Hmm. A lawyer. A pediatrician. A budding business leader. Only the poetry thing can't be attributed to Anderson as a role model.

Anderson leans over a conference table, and his chicken-and-fox tie becomes pronounced. Any symbolism here we should know about? "No," he laughs. "I got it at some international airport. At a discount."

And if you didn't think by now this guy's an overachiever, note that he's served as mayor of the Village of Indian Hill, resident of the Eastern Central Region of the Boy Scouts of America, a trustee of the Cincinnati Museum of Natural History, and a member of the Hamilton County Airport Authority.


"This is a very entrepreneurial place," Anderson says. "Everybody is on the same page, that we are building something and doing something for kids. It's very exciting."

Anderson says his goal for the future is to trigger a "massive migration" from the model of hospital care being dependent on individual heroics to system-delivered, reliable, high-quality care. And "to oversee a convergence of technology and massive medical knowledge, to produce better outcomes, better diagnoses. It's truly a shifting of tectonic plates, and we are on the frontier.

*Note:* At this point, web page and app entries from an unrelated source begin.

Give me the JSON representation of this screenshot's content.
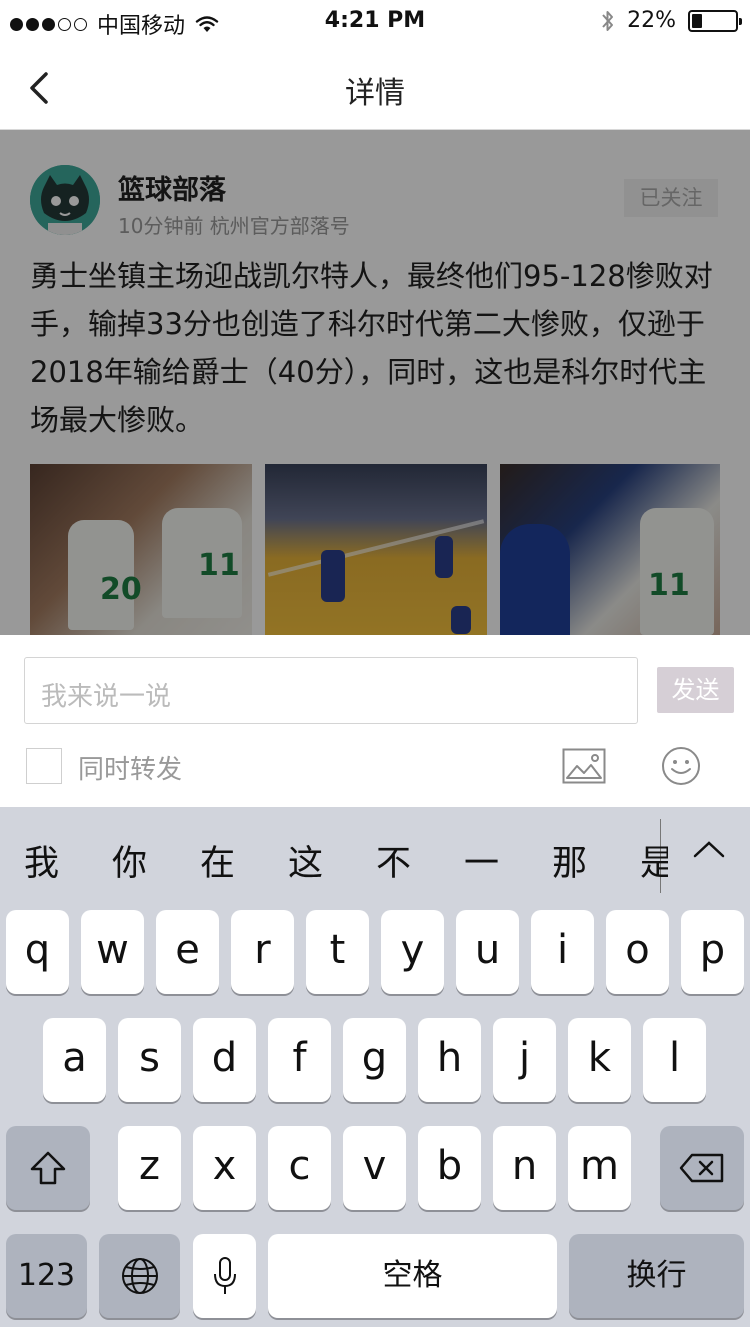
{
  "status_bar": {
    "carrier": "中国移动",
    "time": "4:21 PM",
    "battery_percent": "22%",
    "battery_level": 0.22,
    "signal_filled": 3,
    "signal_total": 5
  },
  "nav": {
    "back_icon": "chevron-left-icon",
    "title": "详情"
  },
  "post": {
    "author": "篮球部落",
    "meta": "10分钟前 杭州官方部落号",
    "follow_label": "已关注",
    "text": "勇士坐镇主场迎战凯尔特人，最终他们95-128惨败对手，输掉33分也创造了科尔时代第二大惨败，仅逊于2018年输给爵士（40分），同时，这也是科尔时代主场最大惨败。"
  },
  "comment": {
    "placeholder": "我来说一说",
    "send_label": "发送",
    "repost_label": "同时转发",
    "image_icon": "image-icon",
    "emoji_icon": "smiley-icon"
  },
  "keyboard": {
    "candidates": [
      "我",
      "你",
      "在",
      "这",
      "不",
      "一",
      "那",
      "是"
    ],
    "row1": [
      "q",
      "w",
      "e",
      "r",
      "t",
      "y",
      "u",
      "i",
      "o",
      "p"
    ],
    "row2": [
      "a",
      "s",
      "d",
      "f",
      "g",
      "h",
      "j",
      "k",
      "l"
    ],
    "row3": [
      "z",
      "x",
      "c",
      "v",
      "b",
      "n",
      "m"
    ],
    "numbers_label": "123",
    "space_label": "空格",
    "return_label": "换行",
    "colors": {
      "background": "#d1d4dc",
      "key": "#ffffff",
      "function_key": "#aeb3be"
    }
  }
}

It's a huge undertaking, a huge cultural change.

"My position for the organization for the next few years is this notion of the transformation of health care," he promises. "In the next five years, this place will execute its mission with a great deal more reliability, safety, and parent-centeredness than we ever have."

Any final words?

"This is the first hospital I have worked in," Anderson is quick to say. "And it will be the last."